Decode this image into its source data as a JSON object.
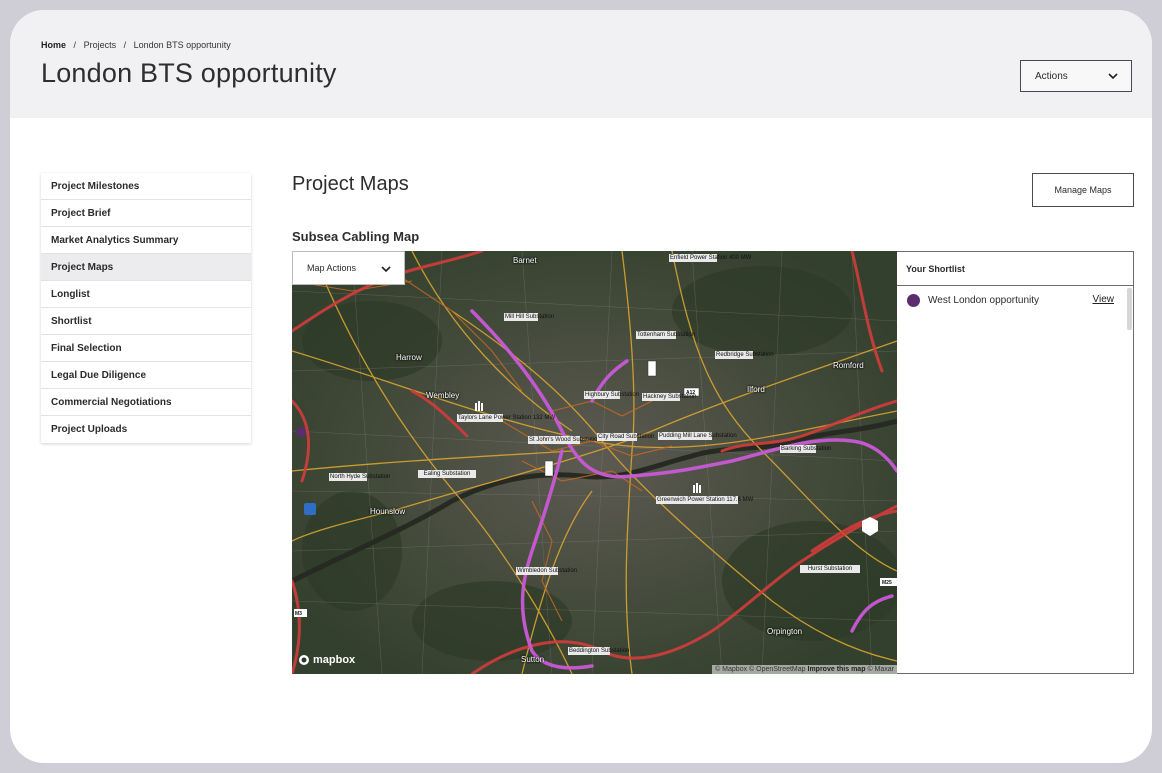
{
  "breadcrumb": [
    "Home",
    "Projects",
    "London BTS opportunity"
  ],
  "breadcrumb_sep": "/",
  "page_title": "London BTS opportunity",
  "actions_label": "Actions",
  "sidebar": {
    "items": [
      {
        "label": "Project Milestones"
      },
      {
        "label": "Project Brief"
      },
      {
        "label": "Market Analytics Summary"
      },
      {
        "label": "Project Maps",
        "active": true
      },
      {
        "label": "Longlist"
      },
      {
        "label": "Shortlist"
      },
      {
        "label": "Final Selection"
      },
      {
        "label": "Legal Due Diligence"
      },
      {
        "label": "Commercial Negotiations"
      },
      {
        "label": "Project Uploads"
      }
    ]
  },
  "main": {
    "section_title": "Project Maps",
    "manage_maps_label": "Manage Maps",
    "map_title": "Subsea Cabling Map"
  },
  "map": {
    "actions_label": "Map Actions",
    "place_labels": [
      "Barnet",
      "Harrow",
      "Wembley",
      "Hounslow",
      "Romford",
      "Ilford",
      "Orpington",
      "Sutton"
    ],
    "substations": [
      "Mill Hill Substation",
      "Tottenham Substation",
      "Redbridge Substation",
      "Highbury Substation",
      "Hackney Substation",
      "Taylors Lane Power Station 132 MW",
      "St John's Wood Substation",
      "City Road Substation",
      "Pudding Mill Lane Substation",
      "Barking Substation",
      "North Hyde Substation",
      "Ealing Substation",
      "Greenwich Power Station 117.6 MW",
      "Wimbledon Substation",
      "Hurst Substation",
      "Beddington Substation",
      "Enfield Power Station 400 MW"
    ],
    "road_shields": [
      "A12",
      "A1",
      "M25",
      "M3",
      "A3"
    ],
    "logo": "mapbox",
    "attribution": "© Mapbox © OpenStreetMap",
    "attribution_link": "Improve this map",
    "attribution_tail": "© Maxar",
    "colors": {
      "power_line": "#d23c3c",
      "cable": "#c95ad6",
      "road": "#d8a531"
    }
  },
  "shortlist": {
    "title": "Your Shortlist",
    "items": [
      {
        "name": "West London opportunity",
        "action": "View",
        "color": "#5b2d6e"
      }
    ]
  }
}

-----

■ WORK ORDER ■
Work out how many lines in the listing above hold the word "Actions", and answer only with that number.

■ RESPONSE TO THIS EXERCISE ■
2